How this one thing I learnt from working in radio can help you write content for your audience…

I used to host a radio show several years ago.

Alongside a couple of friends/co-hosts I’d present a 2-3 hour program every week.

It was one of the most fun things I’ve ever done, and I still miss it today.

In real life I talk a little fast sometimes, and when I first started talking on air I was a little hard to understand.

But soon there was no stopping me – same with my co-hosts.

Presenting became easy for us, we didn’t even need to think about it – we just automatically began to adapt our speech so the listeners could follow.

We often used to have guests – musicians, local people of interest and even students who wanted some work experience.

After a while I began to notice that some of them struggled to talk to the mic. They’d stare at it intently and change the pitch of their voice as they tried to imagine this invisible audience that they were talking to.

Sometimes talking too slow, other times talking too fast.

It didn’t make for good radio.

So, after a few shows, I began to think to myself – how did I first overcome this problem?

Part of it was through practice, but the other part of it was due to me looking across at my co-host as I spoke.

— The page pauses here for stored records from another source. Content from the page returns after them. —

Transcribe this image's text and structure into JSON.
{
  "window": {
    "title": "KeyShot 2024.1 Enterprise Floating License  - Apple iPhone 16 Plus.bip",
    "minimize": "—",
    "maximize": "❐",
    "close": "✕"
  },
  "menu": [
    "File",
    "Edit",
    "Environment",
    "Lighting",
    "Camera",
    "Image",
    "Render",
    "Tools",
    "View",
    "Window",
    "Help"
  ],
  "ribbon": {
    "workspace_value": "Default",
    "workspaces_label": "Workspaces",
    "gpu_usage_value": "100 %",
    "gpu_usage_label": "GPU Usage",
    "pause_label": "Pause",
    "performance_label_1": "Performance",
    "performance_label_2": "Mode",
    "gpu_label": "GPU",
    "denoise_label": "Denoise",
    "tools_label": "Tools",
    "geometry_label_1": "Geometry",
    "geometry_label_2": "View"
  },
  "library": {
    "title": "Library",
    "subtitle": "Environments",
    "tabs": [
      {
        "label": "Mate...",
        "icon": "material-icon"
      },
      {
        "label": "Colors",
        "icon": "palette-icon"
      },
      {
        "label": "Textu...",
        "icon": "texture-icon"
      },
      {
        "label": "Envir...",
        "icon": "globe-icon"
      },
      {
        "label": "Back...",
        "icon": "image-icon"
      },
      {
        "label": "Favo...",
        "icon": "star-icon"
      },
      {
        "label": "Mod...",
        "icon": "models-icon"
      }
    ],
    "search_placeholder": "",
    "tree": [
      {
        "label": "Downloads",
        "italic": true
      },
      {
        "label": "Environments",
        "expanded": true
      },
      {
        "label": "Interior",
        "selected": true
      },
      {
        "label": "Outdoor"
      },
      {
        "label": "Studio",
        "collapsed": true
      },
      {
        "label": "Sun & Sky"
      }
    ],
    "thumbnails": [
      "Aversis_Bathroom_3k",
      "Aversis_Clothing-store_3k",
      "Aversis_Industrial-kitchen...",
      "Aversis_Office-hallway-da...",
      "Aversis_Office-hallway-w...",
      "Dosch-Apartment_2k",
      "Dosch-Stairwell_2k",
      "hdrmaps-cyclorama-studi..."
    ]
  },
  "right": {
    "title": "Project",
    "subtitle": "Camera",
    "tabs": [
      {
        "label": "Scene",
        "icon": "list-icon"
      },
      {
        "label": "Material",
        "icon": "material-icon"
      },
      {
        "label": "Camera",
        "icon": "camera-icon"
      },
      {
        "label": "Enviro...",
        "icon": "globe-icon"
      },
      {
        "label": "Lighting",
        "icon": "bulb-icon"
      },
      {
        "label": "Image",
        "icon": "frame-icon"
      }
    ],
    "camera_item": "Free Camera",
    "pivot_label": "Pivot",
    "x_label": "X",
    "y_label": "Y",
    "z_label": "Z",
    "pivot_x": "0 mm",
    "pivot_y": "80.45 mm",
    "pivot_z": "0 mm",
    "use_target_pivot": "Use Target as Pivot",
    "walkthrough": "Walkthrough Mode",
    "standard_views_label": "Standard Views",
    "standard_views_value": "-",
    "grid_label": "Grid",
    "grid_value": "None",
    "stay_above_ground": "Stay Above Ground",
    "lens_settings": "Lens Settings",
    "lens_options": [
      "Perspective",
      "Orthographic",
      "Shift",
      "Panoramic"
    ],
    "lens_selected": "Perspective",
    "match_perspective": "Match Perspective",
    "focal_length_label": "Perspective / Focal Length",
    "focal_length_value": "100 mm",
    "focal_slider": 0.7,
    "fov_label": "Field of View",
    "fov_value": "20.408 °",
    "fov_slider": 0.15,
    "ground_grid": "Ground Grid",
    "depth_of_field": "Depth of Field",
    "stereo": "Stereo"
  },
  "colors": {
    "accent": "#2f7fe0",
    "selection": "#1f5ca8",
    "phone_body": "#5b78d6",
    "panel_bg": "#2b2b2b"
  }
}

So, rather than talking blindly into a mic, I was focusing and talking in a conversational tone to someone opposite me.

For me that was the key. Simply visualising someone and talking to them.

So I began to tell the guests to look at me as they spoke, rather than talking into the microphone.

It worked.

Nerves ebbed away and confidence skyrocketed.

It’s the same with writing.

If you’re writing for purpose don’t just blindly write – visualise the person you’re writing for.

Wrap and direct your words at them.

Seems obvious, but time after time I read posts and articles that just don’t connect or flow.

Maybe even print off a picture of someone who looks like your audience demographic and blu-tac it to the wall in front of you.

I promise you tone and flow becomes easier when you’re looking at who you want to talk to.

(that’s me in the middle of the featured image in case you were wondering)

by Ashley Brown age 27 and 3/4 2018

The radio always plays the same songs

If you’ve ever listened to a popular radio station for an extended period of time you’ll know that the same songs are played over and over again.

A lot of people don’t like that.

So that’s why streaming sites such as Spotify have become some popular. Because people want to be able to choose what they listen to, and find an easier way to discover new songs that they’ll like.

It’s the same with TV and Netflix.

We want choice, choice, choice and more choice.

Long gone are the days when the TV listings would decide your night’s entertainment.

But, with choice comes indecision.

It’s the same with dating apps.

A huge chunk of the population swipe through face after face, almost desensitising themselves to the actual people that lie beyond the profile photo and blurb.

When it comes to our lives as a whole now – how is having so much choice affecting our way of thinking?

Relationships, jobs, studies – are we as determined to fight for them when they aren’t going right?

Or, does such a world of opportunities make us not want to try as hard because we live safe in the knowledge that ‘there’s always something else out there’?

Do faraway Instagram images steal us away from anything remotely challenging by convincing us to try and find another version of paradise?

It’s definitely not all bad, of course, but I don’t think it’s all good either.